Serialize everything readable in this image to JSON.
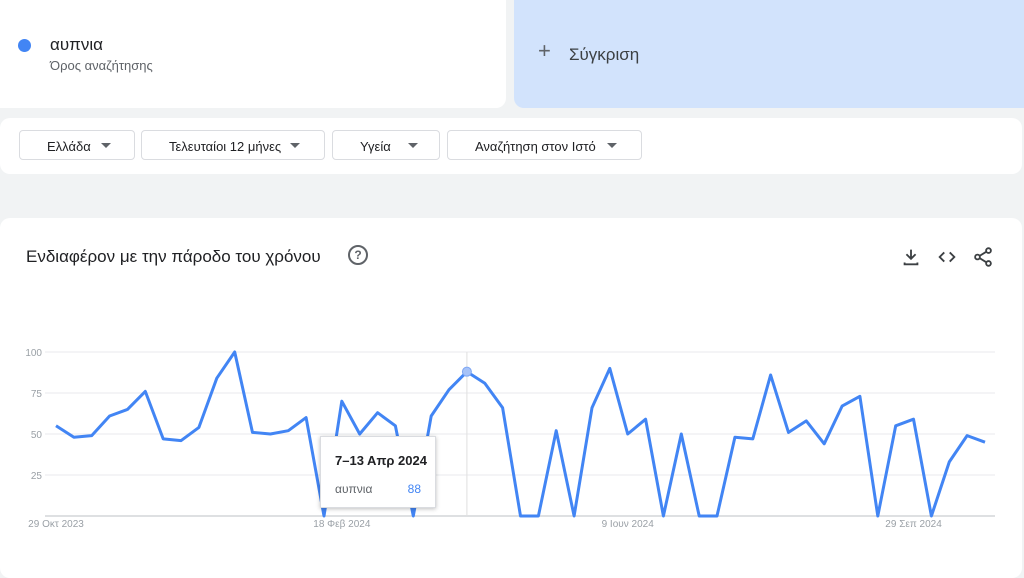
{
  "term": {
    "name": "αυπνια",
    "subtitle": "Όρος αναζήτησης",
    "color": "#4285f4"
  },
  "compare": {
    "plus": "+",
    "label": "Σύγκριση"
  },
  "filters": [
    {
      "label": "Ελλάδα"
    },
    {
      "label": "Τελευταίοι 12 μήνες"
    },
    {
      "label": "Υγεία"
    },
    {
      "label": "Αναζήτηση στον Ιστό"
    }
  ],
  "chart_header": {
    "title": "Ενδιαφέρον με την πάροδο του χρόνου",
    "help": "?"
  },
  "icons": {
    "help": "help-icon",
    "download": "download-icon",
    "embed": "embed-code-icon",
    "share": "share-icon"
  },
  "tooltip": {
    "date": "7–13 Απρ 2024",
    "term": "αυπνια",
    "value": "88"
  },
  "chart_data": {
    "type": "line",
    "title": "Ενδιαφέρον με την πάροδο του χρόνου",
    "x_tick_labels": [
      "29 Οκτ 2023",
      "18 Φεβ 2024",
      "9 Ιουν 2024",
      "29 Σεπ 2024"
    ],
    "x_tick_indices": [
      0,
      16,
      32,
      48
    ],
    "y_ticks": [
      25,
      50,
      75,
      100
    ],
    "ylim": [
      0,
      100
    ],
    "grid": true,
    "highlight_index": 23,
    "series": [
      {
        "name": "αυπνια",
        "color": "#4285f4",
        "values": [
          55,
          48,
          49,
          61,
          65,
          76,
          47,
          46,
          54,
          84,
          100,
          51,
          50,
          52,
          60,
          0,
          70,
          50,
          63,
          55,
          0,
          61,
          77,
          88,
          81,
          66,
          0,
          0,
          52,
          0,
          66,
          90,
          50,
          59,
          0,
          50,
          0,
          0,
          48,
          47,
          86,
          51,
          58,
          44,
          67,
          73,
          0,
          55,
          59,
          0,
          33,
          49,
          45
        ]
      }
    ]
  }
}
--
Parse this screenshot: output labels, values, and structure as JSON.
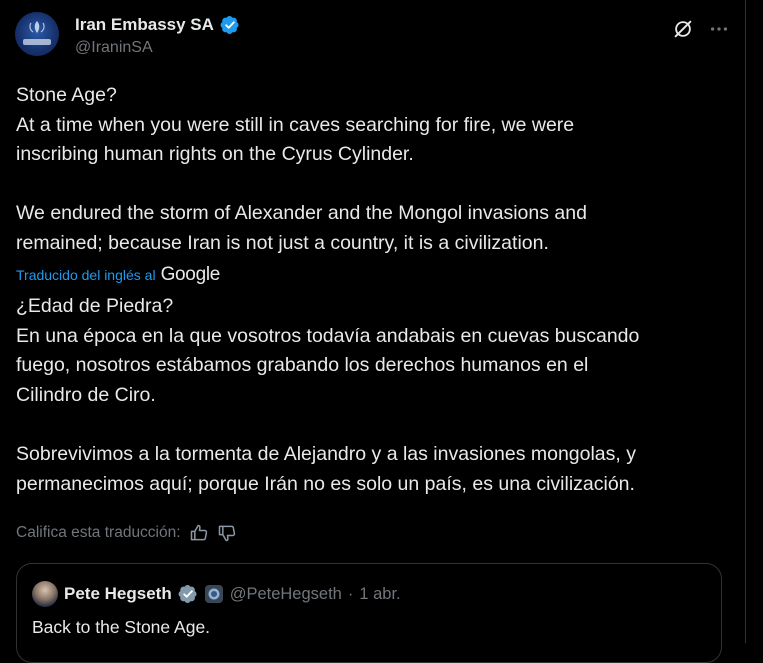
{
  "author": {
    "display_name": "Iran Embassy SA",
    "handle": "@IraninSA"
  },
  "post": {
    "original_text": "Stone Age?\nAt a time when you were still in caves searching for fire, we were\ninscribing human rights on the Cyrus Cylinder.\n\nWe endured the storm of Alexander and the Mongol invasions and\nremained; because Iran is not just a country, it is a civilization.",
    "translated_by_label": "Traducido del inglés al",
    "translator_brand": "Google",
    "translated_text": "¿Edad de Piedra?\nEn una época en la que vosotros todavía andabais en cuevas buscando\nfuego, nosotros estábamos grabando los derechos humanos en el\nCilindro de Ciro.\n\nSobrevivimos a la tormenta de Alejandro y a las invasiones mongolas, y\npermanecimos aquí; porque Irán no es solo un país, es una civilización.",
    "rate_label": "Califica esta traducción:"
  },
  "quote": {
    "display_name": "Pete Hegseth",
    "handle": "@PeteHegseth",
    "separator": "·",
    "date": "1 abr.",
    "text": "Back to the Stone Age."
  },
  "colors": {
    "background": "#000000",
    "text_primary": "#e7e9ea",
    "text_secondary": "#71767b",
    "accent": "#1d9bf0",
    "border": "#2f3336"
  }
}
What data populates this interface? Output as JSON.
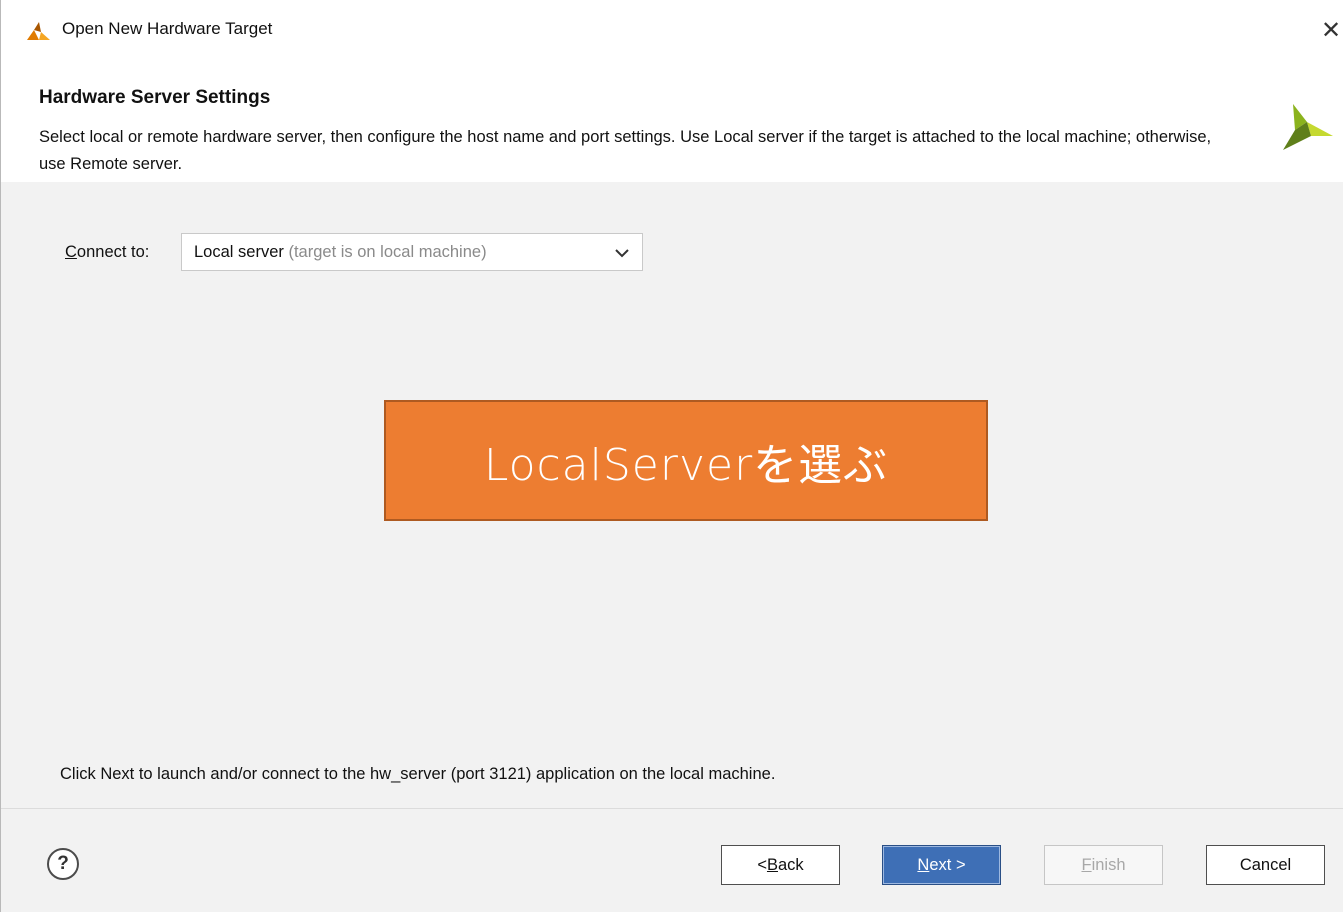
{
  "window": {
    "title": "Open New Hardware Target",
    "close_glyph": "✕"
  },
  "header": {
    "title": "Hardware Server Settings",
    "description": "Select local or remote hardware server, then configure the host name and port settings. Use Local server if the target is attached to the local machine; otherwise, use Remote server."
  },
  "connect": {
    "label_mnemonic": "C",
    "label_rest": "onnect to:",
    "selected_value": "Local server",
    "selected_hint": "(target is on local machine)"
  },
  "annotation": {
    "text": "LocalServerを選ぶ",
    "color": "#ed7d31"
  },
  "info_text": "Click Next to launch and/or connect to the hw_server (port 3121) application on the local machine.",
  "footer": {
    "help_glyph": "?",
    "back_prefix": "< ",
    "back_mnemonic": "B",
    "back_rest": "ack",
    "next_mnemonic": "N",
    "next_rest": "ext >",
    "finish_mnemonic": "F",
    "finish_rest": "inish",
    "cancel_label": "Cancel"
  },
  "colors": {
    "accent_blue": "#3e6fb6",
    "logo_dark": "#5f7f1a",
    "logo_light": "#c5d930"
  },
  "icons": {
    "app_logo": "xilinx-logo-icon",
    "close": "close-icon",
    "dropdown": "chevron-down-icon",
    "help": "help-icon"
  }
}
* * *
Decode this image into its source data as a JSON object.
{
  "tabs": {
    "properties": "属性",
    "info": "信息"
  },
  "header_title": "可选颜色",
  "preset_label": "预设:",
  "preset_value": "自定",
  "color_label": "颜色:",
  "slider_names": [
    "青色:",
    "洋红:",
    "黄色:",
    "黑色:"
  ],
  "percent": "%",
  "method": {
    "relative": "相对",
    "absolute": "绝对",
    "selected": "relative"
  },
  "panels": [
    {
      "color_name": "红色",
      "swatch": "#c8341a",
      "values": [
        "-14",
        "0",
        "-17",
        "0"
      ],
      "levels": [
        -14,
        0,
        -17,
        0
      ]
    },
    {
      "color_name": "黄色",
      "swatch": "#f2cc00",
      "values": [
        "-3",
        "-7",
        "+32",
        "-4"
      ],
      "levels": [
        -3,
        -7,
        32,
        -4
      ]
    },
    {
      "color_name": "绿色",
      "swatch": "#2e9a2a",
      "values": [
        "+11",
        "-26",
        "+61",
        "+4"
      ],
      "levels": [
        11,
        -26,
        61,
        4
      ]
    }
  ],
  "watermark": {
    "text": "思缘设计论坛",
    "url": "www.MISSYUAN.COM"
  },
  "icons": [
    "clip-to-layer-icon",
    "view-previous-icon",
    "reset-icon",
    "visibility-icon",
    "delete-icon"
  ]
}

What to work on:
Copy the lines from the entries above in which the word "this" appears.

Task response:
Serialize everything readable in this image to JSON.
Parse this screenshot: output labels, values, and structure as JSON.
What data populates this interface? Output as JSON.
Decode this image into its source data as a JSON object.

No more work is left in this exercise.